> [Dataset records]:
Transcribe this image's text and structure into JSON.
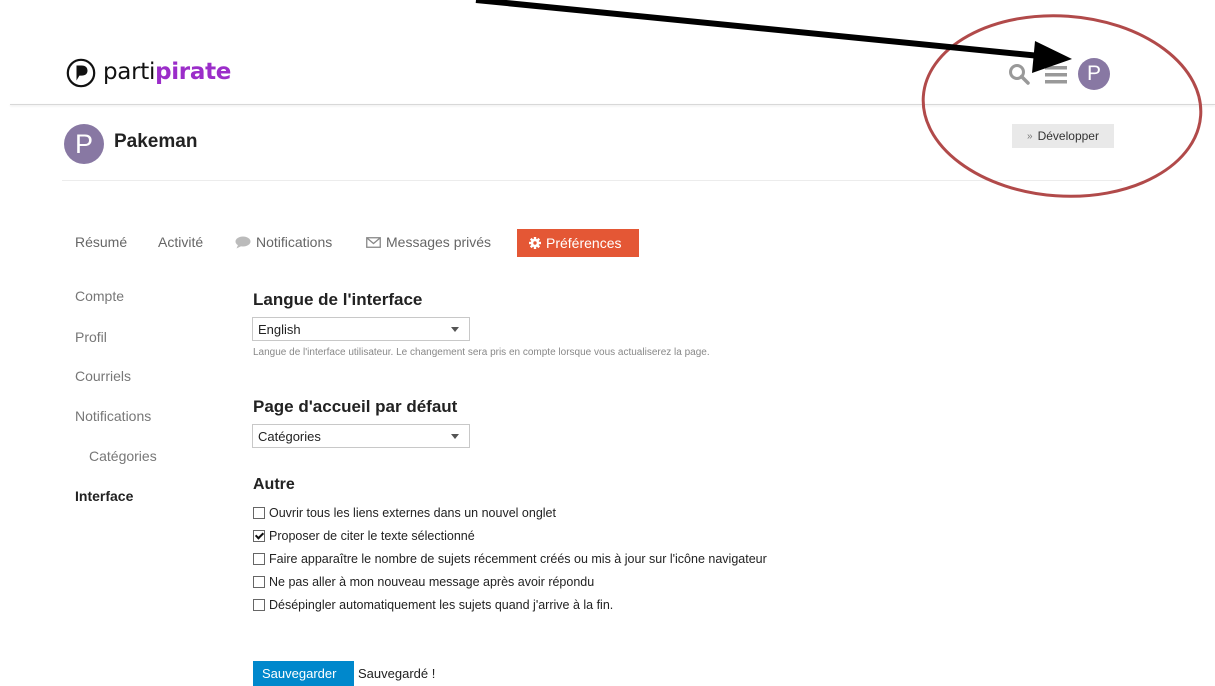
{
  "header": {
    "logo_prefix": "parti",
    "logo_suffix": "pirate",
    "user_initial": "P"
  },
  "user": {
    "initial": "P",
    "name": "Pakeman",
    "expand_label": "Développer"
  },
  "tabs": [
    {
      "label": "Résumé",
      "active": false
    },
    {
      "label": "Activité",
      "active": false
    },
    {
      "label": "Notifications",
      "icon": "speech-bubble-icon",
      "active": false
    },
    {
      "label": "Messages privés",
      "icon": "envelope-icon",
      "active": false
    },
    {
      "label": "Préférences",
      "icon": "gear-icon",
      "active": true
    }
  ],
  "sidebar": {
    "items": [
      {
        "label": "Compte"
      },
      {
        "label": "Profil"
      },
      {
        "label": "Courriels"
      },
      {
        "label": "Notifications"
      },
      {
        "label": "Catégories"
      },
      {
        "label": "Interface",
        "active": true
      }
    ]
  },
  "interface_language": {
    "title": "Langue de l'interface",
    "value": "English",
    "hint": "Langue de l'interface utilisateur. Le changement sera pris en compte lorsque vous actualiserez la page."
  },
  "default_home": {
    "title": "Page d'accueil par défaut",
    "value": "Catégories"
  },
  "other": {
    "title": "Autre",
    "options": [
      {
        "label": "Ouvrir tous les liens externes dans un nouvel onglet",
        "checked": false
      },
      {
        "label": "Proposer de citer le texte sélectionné",
        "checked": true
      },
      {
        "label": "Faire apparaître le nombre de sujets récemment créés ou mis à jour sur l'icône navigateur",
        "checked": false
      },
      {
        "label": "Ne pas aller à mon nouveau message après avoir répondu",
        "checked": false
      },
      {
        "label": "Désépingler automatiquement les sujets quand j'arrive à la fin.",
        "checked": false
      }
    ]
  },
  "actions": {
    "save_label": "Sauvegarder",
    "saved_label": "Sauvegardé !"
  },
  "colors": {
    "accent_active_tab": "#e45735",
    "save_button": "#0088cc",
    "logo_brand": "#9b2dc9",
    "avatar": "#8878a3",
    "annotation_ellipse": "#b14a4a",
    "annotation_arrow": "#000000"
  }
}
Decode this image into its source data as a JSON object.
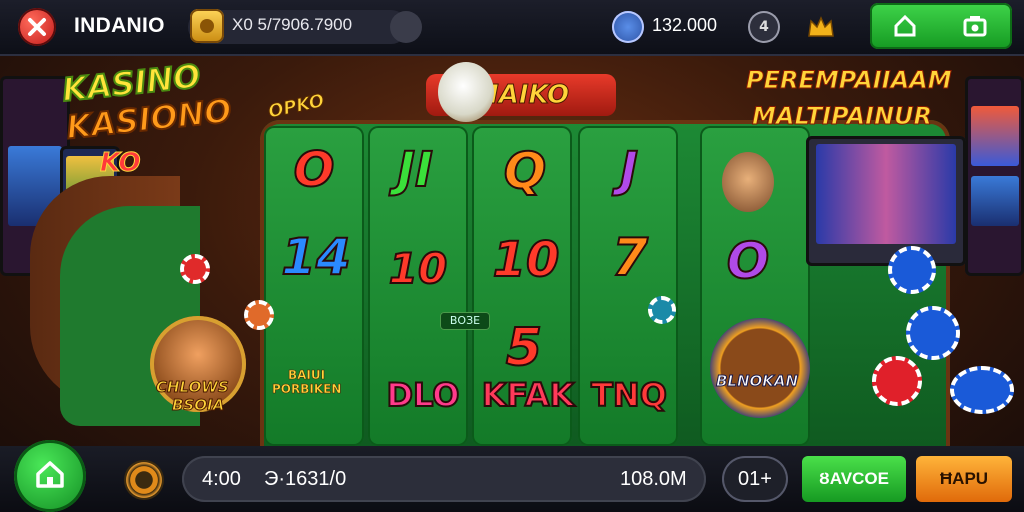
{
  "topbar": {
    "brand": "INDANIO",
    "coins_text": "X0 5/7906.7900",
    "balance": "132.000",
    "user_badge": "4"
  },
  "scene": {
    "left_logo_line1": "KASINO",
    "left_logo_line2": "KASIONO",
    "left_badge": "KO",
    "center_banner": "MAIKO",
    "board_badge": "OPKO",
    "right_banner_line1": "PEREMPAIIAAM",
    "right_banner_line2": "MALTIPAINUR",
    "reels": {
      "col1": [
        "O",
        "14"
      ],
      "col2": [
        "JI",
        "10"
      ],
      "col3": [
        "Q",
        "10",
        "5"
      ],
      "col4": [
        "J",
        "7"
      ],
      "col5": [
        "O"
      ]
    },
    "reel_tag": "ВОЗЕ",
    "win_labels": [
      "DLO",
      "KFAK",
      "TNQ"
    ],
    "char_label_left_1": "CHLOWS",
    "char_label_left_2": "BSOIA",
    "mid_label_1": "BAIUI",
    "mid_label_2": "PORBIKEN",
    "chest_label": "BLNOKAN"
  },
  "bottombar": {
    "time": "4:00",
    "credit": "Э·1631/0",
    "total": "108.0M",
    "bet": "01+",
    "green_button": "ȢAVCOE",
    "orange_button": "ĦAPU"
  },
  "colors": {
    "felt": "#1d8a35",
    "accent_green": "#2ebd3c",
    "accent_orange": "#f08a1a",
    "brand_red": "#d42020"
  }
}
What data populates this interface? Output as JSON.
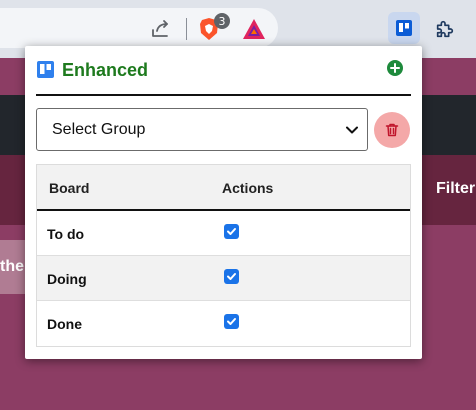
{
  "browser": {
    "brave_badge_count": "3"
  },
  "page": {
    "filter_label": "Filter",
    "side_chip_text": "the"
  },
  "popup": {
    "title": "Enhanced",
    "group_select": {
      "selected": "Select Group"
    },
    "table": {
      "headers": [
        "Board",
        "Actions"
      ],
      "rows": [
        {
          "board": "To do",
          "checked": true
        },
        {
          "board": "Doing",
          "checked": true
        },
        {
          "board": "Done",
          "checked": true
        }
      ]
    }
  },
  "colors": {
    "title_green": "#1e7a1e",
    "checkbox_blue": "#1a73e8",
    "delete_pink": "#f4a8a8",
    "page_magenta": "#8c3d64"
  }
}
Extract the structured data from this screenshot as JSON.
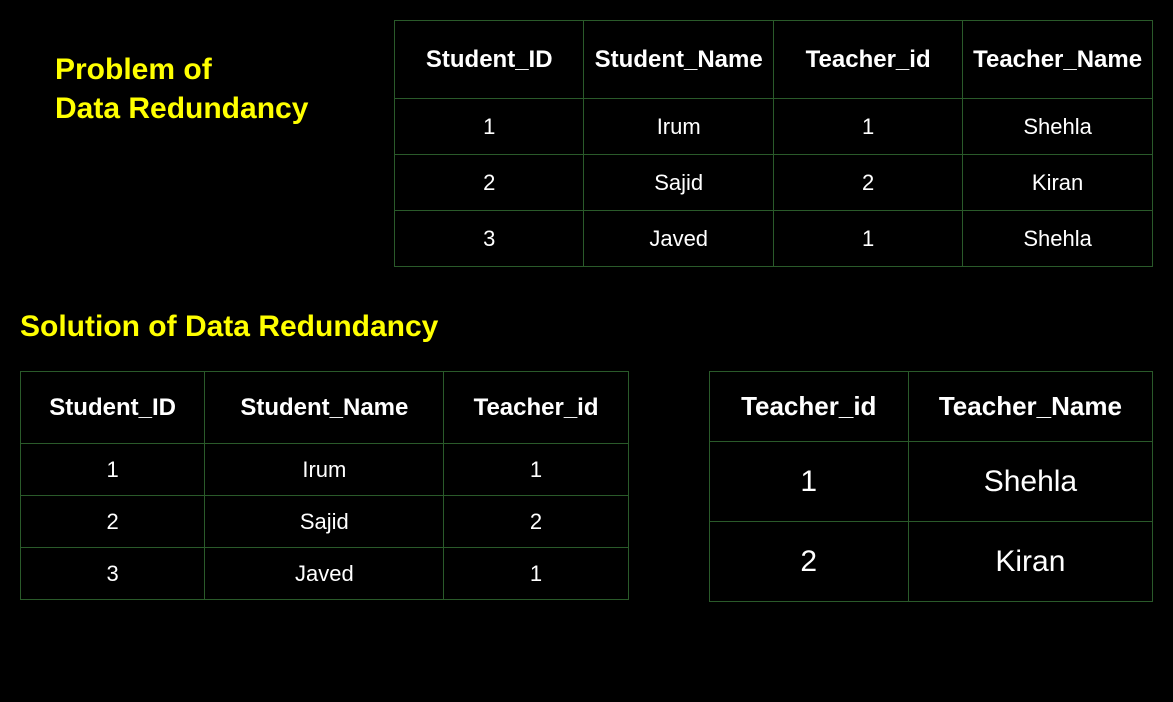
{
  "headings": {
    "problem_line1": "Problem of",
    "problem_line2": "Data Redundancy",
    "solution": "Solution of Data Redundancy"
  },
  "problem_table": {
    "headers": [
      "Student_ID",
      "Student_Name",
      "Teacher_id",
      "Teacher_Name"
    ],
    "rows": [
      [
        "1",
        "Irum",
        "1",
        "Shehla"
      ],
      [
        "2",
        "Sajid",
        "2",
        "Kiran"
      ],
      [
        "3",
        "Javed",
        "1",
        "Shehla"
      ]
    ]
  },
  "students_table": {
    "headers": [
      "Student_ID",
      "Student_Name",
      "Teacher_id"
    ],
    "rows": [
      [
        "1",
        "Irum",
        "1"
      ],
      [
        "2",
        "Sajid",
        "2"
      ],
      [
        "3",
        "Javed",
        "1"
      ]
    ]
  },
  "teachers_table": {
    "headers": [
      "Teacher_id",
      "Teacher_Name"
    ],
    "rows": [
      [
        "1",
        "Shehla"
      ],
      [
        "2",
        "Kiran"
      ]
    ]
  }
}
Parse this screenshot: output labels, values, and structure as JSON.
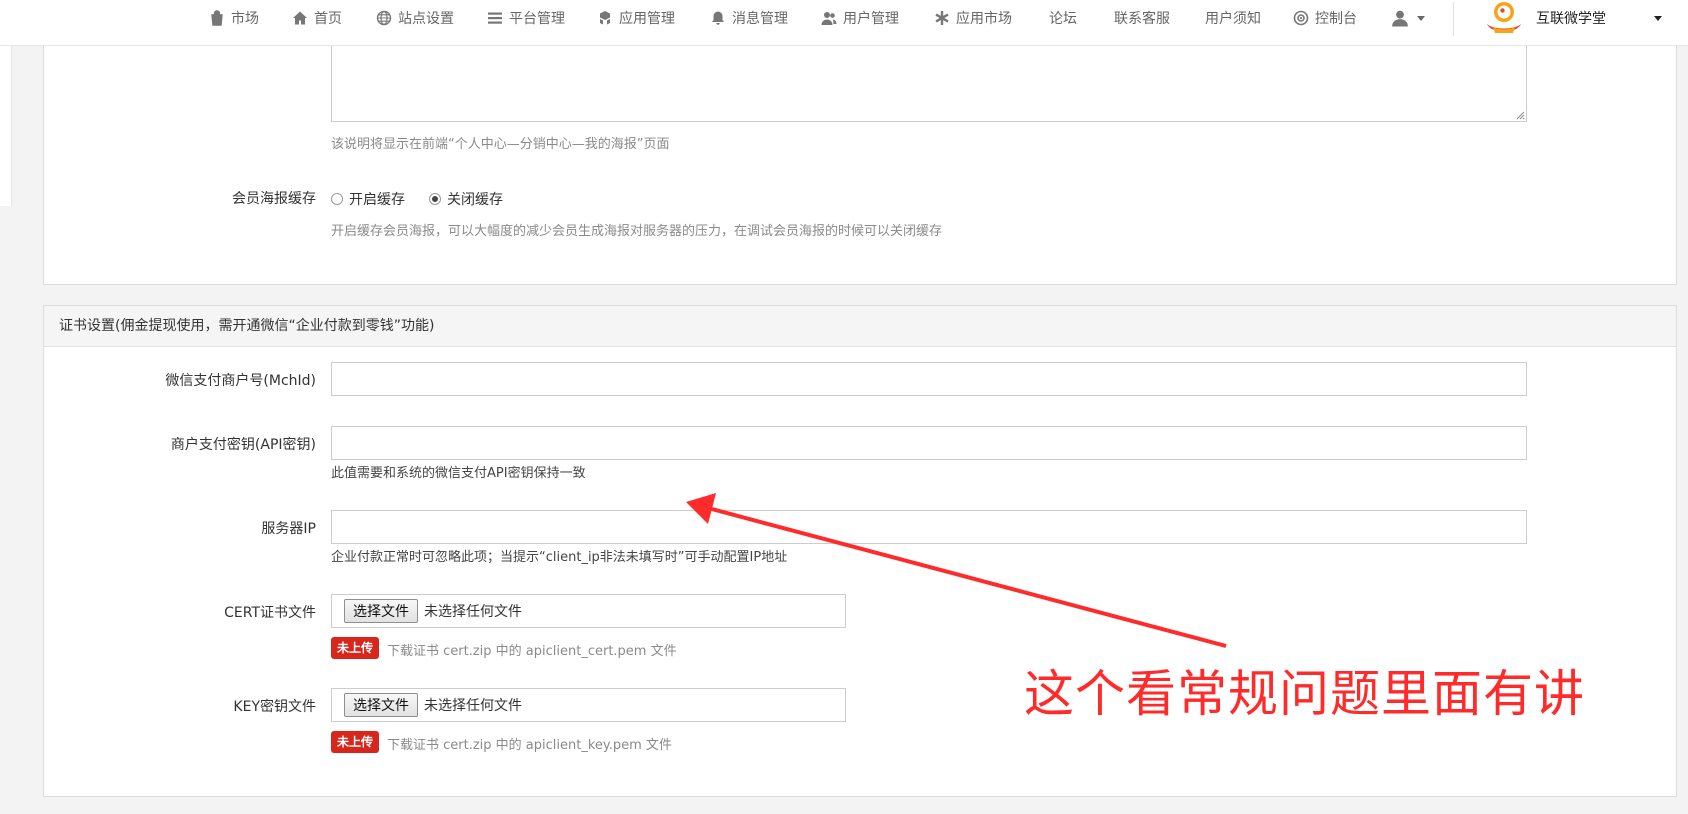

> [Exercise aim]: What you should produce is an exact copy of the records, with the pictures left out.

> [Exercise output]:
Transcribe this image's text and structure into JSON.
{
  "header": {
    "logo_prefix": "parti",
    "logo_suffix": "pirate",
    "user_initial": "P"
  },
  "user": {
    "initial": "P",
    "name": "Pakeman",
    "expand_label": "Développer"
  },
  "tabs": [
    {
      "label": "Résumé",
      "active": false
    },
    {
      "label": "Activité",
      "active": false
    },
    {
      "label": "Notifications",
      "icon": "speech-bubble-icon",
      "active": false
    },
    {
      "label": "Messages privés",
      "icon": "envelope-icon",
      "active": false
    },
    {
      "label": "Préférences",
      "icon": "gear-icon",
      "active": true
    }
  ],
  "sidebar": {
    "items": [
      {
        "label": "Compte"
      },
      {
        "label": "Profil"
      },
      {
        "label": "Courriels"
      },
      {
        "label": "Notifications"
      },
      {
        "label": "Catégories"
      },
      {
        "label": "Interface",
        "active": true
      }
    ]
  },
  "interface_language": {
    "title": "Langue de l'interface",
    "value": "English",
    "hint": "Langue de l'interface utilisateur. Le changement sera pris en compte lorsque vous actualiserez la page."
  },
  "default_home": {
    "title": "Page d'accueil par défaut",
    "value": "Catégories"
  },
  "other": {
    "title": "Autre",
    "options": [
      {
        "label": "Ouvrir tous les liens externes dans un nouvel onglet",
        "checked": false
      },
      {
        "label": "Proposer de citer le texte sélectionné",
        "checked": true
      },
      {
        "label": "Faire apparaître le nombre de sujets récemment créés ou mis à jour sur l'icône navigateur",
        "checked": false
      },
      {
        "label": "Ne pas aller à mon nouveau message après avoir répondu",
        "checked": false
      },
      {
        "label": "Désépingler automatiquement les sujets quand j'arrive à la fin.",
        "checked": false
      }
    ]
  },
  "actions": {
    "save_label": "Sauvegarder",
    "saved_label": "Sauvegardé !"
  },
  "colors": {
    "accent_active_tab": "#e45735",
    "save_button": "#0088cc",
    "logo_brand": "#9b2dc9",
    "avatar": "#8878a3",
    "annotation_ellipse": "#b14a4a",
    "annotation_arrow": "#000000"
  }
}
Decode this image into its source data as a JSON object.
{
  "topbar": {
    "brand": "INDANIO",
    "coins_text": "X0 5/7906.7900",
    "balance": "132.000",
    "user_badge": "4"
  },
  "scene": {
    "left_logo_line1": "KASINO",
    "left_logo_line2": "KASIONO",
    "left_badge": "KO",
    "center_banner": "MAIKO",
    "board_badge": "OPKO",
    "right_banner_line1": "PEREMPAIIAAM",
    "right_banner_line2": "MALTIPAINUR",
    "reels": {
      "col1": [
        "O",
        "14"
      ],
      "col2": [
        "JI",
        "10"
      ],
      "col3": [
        "Q",
        "10",
        "5"
      ],
      "col4": [
        "J",
        "7"
      ],
      "col5": [
        "O"
      ]
    },
    "reel_tag": "ВОЗЕ",
    "win_labels": [
      "DLO",
      "KFAK",
      "TNQ"
    ],
    "char_label_left_1": "CHLOWS",
    "char_label_left_2": "BSOIA",
    "mid_label_1": "BAIUI",
    "mid_label_2": "PORBIKEN",
    "chest_label": "BLNOKAN"
  },
  "bottombar": {
    "time": "4:00",
    "credit": "Э·1631/0",
    "total": "108.0M",
    "bet": "01+",
    "green_button": "ȢAVCOE",
    "orange_button": "ĦAPU"
  },
  "colors": {
    "felt": "#1d8a35",
    "accent_green": "#2ebd3c",
    "accent_orange": "#f08a1a",
    "brand_red": "#d42020"
  }
}
What data populates this interface? Output as JSON.
{
  "browser": {
    "brave_badge_count": "3"
  },
  "page": {
    "filter_label": "Filter",
    "side_chip_text": "the"
  },
  "popup": {
    "title": "Enhanced",
    "group_select": {
      "selected": "Select Group"
    },
    "table": {
      "headers": [
        "Board",
        "Actions"
      ],
      "rows": [
        {
          "board": "To do",
          "checked": true
        },
        {
          "board": "Doing",
          "checked": true
        },
        {
          "board": "Done",
          "checked": true
        }
      ]
    }
  },
  "colors": {
    "title_green": "#1e7a1e",
    "checkbox_blue": "#1a73e8",
    "delete_pink": "#f4a8a8",
    "page_magenta": "#8c3d64"
  }
}
Extract the structured data from this screenshot as JSON.
{
  "headings": {
    "problem_line1": "Problem of",
    "problem_line2": "Data Redundancy",
    "solution": "Solution of Data Redundancy"
  },
  "problem_table": {
    "headers": [
      "Student_ID",
      "Student_Name",
      "Teacher_id",
      "Teacher_Name"
    ],
    "rows": [
      [
        "1",
        "Irum",
        "1",
        "Shehla"
      ],
      [
        "2",
        "Sajid",
        "2",
        "Kiran"
      ],
      [
        "3",
        "Javed",
        "1",
        "Shehla"
      ]
    ]
  },
  "students_table": {
    "headers": [
      "Student_ID",
      "Student_Name",
      "Teacher_id"
    ],
    "rows": [
      [
        "1",
        "Irum",
        "1"
      ],
      [
        "2",
        "Sajid",
        "2"
      ],
      [
        "3",
        "Javed",
        "1"
      ]
    ]
  },
  "teachers_table": {
    "headers": [
      "Teacher_id",
      "Teacher_Name"
    ],
    "rows": [
      [
        "1",
        "Shehla"
      ],
      [
        "2",
        "Kiran"
      ]
    ]
  }
}
Parse this screenshot: output labels, values, and structure as JSON.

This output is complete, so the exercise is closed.